■ Problem description
Scan the entries below, and for each line that includes the word "icon", make a copy.

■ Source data
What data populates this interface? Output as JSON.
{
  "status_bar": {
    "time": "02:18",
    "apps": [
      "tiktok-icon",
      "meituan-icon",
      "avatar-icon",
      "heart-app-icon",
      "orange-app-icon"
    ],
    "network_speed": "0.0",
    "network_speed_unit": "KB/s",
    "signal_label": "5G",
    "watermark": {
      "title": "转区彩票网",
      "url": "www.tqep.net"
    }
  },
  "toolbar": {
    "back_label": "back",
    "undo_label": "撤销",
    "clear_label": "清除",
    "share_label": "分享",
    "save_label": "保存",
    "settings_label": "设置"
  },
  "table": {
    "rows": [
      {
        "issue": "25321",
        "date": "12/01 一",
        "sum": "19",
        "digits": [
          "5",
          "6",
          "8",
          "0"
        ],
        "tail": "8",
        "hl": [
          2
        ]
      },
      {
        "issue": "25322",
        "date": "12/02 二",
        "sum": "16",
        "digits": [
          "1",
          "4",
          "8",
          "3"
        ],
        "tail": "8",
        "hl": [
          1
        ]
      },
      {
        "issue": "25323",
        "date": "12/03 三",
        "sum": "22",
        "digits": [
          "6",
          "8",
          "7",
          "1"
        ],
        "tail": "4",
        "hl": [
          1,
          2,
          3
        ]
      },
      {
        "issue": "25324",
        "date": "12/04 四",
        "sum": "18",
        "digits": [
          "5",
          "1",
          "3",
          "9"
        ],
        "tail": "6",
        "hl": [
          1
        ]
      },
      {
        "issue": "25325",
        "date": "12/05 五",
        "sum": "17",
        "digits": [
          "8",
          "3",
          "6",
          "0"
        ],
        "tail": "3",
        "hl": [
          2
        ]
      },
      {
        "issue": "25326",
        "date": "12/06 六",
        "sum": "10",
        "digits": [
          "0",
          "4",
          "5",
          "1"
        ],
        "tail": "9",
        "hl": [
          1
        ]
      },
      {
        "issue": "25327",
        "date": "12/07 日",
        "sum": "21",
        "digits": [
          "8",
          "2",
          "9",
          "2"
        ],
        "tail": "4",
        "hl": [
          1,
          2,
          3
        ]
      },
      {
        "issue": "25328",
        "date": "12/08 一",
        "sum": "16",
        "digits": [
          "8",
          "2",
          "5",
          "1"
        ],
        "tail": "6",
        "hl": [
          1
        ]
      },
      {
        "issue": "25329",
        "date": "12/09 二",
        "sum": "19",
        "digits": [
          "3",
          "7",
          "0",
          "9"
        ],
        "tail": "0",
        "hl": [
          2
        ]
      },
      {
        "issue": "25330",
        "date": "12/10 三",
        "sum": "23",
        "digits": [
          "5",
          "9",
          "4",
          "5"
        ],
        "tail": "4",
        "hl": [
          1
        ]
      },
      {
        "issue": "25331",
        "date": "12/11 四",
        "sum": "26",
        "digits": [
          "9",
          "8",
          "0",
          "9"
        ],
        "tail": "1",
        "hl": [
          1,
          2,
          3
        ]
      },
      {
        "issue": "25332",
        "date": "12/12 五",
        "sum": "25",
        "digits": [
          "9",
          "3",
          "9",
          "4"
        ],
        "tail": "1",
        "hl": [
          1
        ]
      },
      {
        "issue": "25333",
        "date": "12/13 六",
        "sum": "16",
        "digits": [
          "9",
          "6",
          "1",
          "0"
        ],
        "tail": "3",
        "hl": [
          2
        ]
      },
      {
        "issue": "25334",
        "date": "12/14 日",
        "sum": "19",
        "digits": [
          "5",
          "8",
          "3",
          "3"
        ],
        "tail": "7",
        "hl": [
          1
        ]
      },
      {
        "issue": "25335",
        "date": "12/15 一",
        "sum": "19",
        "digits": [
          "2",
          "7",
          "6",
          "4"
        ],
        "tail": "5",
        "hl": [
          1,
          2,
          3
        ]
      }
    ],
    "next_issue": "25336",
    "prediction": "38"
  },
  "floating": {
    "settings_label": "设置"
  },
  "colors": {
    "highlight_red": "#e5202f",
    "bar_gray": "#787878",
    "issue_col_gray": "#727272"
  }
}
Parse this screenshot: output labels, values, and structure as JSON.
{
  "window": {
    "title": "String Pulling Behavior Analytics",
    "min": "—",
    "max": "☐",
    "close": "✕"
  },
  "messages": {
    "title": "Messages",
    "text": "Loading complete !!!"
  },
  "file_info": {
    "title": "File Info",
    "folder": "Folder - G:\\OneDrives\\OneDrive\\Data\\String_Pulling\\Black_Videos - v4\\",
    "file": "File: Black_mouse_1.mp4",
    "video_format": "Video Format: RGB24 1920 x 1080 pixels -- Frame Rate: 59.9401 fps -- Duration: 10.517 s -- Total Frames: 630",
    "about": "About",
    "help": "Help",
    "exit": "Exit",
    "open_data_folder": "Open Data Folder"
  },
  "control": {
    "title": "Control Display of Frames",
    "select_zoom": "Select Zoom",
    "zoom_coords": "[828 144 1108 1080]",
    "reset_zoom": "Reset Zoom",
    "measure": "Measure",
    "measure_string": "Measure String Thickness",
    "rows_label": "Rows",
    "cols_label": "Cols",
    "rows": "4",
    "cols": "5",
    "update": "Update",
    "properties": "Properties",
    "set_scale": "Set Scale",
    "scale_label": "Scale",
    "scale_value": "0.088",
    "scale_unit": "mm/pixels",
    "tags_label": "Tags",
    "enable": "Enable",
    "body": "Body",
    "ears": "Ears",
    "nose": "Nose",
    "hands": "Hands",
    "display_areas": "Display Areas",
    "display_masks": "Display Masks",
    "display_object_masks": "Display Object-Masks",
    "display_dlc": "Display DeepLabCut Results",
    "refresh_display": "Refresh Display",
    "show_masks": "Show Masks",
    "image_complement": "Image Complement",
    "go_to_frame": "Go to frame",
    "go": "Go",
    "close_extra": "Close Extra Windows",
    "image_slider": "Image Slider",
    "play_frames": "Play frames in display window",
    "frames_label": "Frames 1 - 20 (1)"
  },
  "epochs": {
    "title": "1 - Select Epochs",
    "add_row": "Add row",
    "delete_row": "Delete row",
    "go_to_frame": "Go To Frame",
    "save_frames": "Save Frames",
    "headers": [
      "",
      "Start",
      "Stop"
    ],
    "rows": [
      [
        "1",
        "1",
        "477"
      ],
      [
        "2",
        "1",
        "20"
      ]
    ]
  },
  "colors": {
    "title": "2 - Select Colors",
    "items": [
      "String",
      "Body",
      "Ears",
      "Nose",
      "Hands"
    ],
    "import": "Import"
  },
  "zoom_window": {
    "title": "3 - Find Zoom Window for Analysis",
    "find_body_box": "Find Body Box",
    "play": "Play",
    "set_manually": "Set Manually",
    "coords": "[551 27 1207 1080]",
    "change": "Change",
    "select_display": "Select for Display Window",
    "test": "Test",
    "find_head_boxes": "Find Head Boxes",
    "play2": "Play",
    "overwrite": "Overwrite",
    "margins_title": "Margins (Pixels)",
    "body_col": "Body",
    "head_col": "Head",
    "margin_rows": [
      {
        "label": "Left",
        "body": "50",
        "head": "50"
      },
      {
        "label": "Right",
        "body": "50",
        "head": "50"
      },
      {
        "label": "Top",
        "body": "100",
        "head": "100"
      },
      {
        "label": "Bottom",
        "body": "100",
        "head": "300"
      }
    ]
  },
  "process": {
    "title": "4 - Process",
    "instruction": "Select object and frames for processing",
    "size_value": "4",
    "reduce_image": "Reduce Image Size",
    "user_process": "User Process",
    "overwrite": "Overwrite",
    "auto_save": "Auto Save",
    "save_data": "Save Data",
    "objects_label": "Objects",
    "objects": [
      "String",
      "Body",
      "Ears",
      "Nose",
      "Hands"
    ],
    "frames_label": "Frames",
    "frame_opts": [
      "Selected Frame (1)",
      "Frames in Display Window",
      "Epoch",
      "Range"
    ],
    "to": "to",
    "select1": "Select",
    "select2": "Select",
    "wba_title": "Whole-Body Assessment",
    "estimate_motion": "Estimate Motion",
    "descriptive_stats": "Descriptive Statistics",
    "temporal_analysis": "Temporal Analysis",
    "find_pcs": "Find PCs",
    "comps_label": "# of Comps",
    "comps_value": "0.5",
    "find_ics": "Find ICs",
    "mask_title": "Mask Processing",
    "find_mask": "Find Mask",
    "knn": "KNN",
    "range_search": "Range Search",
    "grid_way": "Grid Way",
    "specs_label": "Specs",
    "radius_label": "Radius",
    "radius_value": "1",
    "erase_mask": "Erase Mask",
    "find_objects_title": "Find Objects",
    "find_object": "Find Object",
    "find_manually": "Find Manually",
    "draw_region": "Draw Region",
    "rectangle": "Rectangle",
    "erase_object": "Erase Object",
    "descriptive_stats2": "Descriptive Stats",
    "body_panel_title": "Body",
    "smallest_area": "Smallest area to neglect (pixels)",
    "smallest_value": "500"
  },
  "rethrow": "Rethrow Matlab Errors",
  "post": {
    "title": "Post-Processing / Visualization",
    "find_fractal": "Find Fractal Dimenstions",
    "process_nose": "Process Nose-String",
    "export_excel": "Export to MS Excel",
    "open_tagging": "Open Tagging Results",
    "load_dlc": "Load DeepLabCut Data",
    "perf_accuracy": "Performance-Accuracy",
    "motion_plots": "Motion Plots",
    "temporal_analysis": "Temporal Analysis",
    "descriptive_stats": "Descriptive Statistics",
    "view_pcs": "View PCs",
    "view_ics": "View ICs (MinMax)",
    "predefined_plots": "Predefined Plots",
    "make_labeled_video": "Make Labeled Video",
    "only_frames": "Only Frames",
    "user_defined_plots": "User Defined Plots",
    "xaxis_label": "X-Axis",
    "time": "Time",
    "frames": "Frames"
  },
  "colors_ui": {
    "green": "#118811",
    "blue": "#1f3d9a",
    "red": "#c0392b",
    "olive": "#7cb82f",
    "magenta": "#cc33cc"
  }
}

■ Exercise response
      "tiktok-icon",
      "meituan-icon",
      "avatar-icon",
      "heart-app-icon",
      "orange-app-icon"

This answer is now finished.